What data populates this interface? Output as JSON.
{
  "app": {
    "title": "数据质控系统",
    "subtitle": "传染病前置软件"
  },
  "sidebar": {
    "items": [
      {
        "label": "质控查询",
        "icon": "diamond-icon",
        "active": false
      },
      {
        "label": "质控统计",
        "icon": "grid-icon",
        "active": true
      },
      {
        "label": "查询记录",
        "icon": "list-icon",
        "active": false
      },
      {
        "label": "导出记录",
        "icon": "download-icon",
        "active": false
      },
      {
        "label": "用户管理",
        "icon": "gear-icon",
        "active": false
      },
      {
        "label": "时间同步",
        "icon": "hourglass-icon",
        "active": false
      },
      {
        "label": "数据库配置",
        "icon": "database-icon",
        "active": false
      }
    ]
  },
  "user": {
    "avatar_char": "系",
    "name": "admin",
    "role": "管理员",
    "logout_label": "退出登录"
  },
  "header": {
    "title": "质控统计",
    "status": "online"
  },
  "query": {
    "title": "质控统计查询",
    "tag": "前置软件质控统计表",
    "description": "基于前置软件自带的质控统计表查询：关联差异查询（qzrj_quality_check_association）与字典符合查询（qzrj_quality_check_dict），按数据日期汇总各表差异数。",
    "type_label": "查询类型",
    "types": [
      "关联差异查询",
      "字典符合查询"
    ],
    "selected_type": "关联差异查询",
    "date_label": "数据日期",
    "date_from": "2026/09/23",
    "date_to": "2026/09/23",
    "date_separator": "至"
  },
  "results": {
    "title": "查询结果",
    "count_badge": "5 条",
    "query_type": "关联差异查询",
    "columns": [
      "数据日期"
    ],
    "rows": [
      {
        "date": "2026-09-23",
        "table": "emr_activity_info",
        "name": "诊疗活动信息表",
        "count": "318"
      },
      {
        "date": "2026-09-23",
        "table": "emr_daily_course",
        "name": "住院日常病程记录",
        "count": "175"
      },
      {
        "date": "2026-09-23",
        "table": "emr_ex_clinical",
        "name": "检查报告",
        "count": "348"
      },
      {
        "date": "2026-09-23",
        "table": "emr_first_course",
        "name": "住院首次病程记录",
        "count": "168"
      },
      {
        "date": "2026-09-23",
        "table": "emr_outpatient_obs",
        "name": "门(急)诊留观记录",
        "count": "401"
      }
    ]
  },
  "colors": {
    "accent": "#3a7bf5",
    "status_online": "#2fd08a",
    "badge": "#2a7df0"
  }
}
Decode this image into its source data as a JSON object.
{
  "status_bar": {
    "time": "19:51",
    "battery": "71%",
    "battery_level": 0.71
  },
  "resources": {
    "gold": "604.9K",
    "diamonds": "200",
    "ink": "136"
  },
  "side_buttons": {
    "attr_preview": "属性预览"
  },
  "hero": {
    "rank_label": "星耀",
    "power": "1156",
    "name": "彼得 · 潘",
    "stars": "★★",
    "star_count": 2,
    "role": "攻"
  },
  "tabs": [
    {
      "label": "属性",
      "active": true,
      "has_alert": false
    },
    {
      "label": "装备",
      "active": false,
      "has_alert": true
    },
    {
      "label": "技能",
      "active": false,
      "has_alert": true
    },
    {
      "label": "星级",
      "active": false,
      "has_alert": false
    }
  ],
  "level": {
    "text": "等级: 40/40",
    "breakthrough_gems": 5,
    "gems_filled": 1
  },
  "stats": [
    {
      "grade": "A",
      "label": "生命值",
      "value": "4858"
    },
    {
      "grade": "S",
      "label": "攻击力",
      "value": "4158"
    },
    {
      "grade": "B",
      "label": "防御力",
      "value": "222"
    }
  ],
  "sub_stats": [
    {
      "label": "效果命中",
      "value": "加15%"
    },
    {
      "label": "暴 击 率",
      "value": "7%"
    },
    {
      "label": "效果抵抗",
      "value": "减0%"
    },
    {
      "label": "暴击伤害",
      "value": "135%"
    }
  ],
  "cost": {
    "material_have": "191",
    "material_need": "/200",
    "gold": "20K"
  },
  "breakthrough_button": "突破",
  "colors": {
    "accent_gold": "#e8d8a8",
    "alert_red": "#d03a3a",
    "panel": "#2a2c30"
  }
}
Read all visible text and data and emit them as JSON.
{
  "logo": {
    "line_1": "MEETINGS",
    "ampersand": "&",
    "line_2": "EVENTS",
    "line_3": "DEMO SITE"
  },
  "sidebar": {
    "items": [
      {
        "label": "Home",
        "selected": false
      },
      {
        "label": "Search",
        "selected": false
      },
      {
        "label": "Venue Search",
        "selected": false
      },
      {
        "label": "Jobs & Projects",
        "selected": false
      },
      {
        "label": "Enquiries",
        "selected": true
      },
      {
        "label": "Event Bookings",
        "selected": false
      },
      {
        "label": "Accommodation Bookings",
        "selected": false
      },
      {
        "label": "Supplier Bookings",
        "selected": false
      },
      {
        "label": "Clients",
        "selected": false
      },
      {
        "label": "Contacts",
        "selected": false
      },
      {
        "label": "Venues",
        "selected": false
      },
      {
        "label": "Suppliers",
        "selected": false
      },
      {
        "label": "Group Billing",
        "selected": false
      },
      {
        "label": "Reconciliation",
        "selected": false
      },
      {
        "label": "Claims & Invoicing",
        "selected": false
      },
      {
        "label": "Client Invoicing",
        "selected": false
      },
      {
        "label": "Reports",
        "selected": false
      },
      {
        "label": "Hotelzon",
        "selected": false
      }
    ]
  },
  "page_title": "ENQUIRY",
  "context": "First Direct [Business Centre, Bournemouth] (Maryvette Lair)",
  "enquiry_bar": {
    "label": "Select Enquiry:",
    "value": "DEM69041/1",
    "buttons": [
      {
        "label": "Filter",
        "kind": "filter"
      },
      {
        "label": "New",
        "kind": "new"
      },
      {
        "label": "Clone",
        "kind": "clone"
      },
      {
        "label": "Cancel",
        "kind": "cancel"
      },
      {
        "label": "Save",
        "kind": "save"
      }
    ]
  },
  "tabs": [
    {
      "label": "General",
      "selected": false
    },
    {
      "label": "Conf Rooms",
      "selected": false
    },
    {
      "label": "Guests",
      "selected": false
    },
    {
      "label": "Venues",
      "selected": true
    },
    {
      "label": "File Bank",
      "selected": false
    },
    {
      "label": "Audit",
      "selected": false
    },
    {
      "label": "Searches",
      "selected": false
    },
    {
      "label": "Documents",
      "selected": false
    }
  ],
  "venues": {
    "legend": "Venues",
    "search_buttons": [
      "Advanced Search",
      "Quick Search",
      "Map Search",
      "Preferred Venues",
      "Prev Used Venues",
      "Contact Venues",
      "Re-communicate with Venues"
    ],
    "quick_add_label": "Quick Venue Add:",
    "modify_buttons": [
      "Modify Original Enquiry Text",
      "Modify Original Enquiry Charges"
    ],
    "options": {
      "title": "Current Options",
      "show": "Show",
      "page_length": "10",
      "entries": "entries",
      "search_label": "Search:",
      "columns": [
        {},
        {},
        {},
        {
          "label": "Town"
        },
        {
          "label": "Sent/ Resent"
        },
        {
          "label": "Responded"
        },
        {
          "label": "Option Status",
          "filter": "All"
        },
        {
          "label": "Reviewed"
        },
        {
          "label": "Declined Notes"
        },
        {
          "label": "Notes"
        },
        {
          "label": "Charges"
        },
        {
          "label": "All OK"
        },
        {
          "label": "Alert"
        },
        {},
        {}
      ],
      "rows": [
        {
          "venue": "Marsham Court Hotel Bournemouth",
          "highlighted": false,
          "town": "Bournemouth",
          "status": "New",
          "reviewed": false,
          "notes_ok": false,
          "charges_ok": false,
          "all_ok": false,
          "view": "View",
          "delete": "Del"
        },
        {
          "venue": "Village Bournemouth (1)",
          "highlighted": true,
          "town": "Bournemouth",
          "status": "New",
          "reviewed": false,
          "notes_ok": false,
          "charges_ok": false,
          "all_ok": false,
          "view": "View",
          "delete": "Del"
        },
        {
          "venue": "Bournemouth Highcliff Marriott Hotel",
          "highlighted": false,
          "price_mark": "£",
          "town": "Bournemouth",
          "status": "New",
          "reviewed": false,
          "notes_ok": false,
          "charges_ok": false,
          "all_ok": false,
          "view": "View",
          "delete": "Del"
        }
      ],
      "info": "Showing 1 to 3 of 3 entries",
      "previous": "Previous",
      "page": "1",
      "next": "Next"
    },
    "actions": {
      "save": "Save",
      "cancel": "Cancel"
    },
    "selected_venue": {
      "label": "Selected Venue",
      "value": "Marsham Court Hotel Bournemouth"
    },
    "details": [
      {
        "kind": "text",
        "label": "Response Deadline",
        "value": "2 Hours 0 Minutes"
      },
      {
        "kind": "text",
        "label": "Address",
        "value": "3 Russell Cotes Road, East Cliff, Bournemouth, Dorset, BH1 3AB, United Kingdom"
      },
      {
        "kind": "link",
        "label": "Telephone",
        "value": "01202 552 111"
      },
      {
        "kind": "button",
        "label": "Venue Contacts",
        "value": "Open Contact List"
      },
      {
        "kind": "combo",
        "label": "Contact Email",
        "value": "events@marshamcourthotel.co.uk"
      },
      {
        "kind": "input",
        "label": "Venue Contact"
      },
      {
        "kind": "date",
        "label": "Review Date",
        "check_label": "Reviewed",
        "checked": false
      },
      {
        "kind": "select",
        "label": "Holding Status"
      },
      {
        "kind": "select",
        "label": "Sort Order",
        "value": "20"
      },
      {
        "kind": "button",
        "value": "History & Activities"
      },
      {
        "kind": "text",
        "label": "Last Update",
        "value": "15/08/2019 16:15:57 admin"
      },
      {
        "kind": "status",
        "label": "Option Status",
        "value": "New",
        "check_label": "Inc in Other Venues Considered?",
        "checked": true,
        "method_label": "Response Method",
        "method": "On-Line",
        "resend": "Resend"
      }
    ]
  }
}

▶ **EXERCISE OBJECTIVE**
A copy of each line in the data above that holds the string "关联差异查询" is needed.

▶ **RESPONSE AREA**
    "description": "基于前置软件自带的质控统计表查询：关联差异查询（qzrj_quality_check_association）与字典符合查询（qzrj_quality_check_dict），按数据日期汇总各表差异数。",
      "关联差异查询",
    "selected_type": "关联差异查询",
    "query_type": "关联差异查询",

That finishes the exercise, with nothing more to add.